The Attorney General and Minister of Justice, Abubakar Malami, should go. But he will not, because he is a critical factor in the prosecution of Buhari regime’s perceived “Islamisation and Fulanisation” agenda, whereby armed herdsmen are allowed to dislodge indigenous Nigerians from their farms and communities. He is at the forefront of the search for the nonexistent “grazing routes”, “grazing reserves” and “water resources” for Fulani herdsmen from all over the world. The owners of the land are expected to stand idly by and watch!
Chris Ngige must go. He does not have the diplomatic touch to handle Labour matters. Adamu Adamu of Education, Osagie Ehanire of Health, Ogbonnaya Onu of Technology (I laugh), Zainab Ahmed of Finance, Geoffrey Onyeama of Foreign Affairs and others are just benchwarmers and free passengers. People who know are not surprised that Sadiya Farouk of Disaster Management remains in office despite all the pandemic School Feeding scandals.
Few will argue that Rotimi Amaechi, our workaholic Minister of Transport and rail reformer, has been exceptional. So also have Babatunde Fashola, the Works Minister. These were high performing governors who took their acumen to make a difference in the Buhari government.

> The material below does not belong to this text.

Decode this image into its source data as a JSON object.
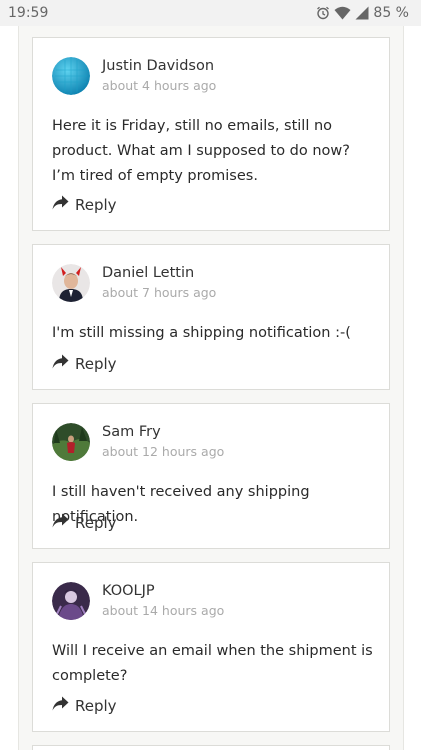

The final name among the regime’s top performers is Hadi Sirika, the Aviation Minister. This gentleman is related to Buhari (as we hear), yet he has not allowed that relationship to reduce him to a mere indolent occupant of empty space. I remain impressed by the dispatch with which he led the effort to complete the Abuja Airport second runway on schedule. He also scored above average in his reconstruction of the Enugu International Airport. This was an airport that former President Goodluck Jonathan asked an Igbo lady, Stella Oduah, then the Aviation Minister, to fix in 2012. She did, but the runway fell to pieces within seven years, and the airport had to be closed.
Oduah only recently joined the party that turns sinners to saints – the All Progressives Congress, APC!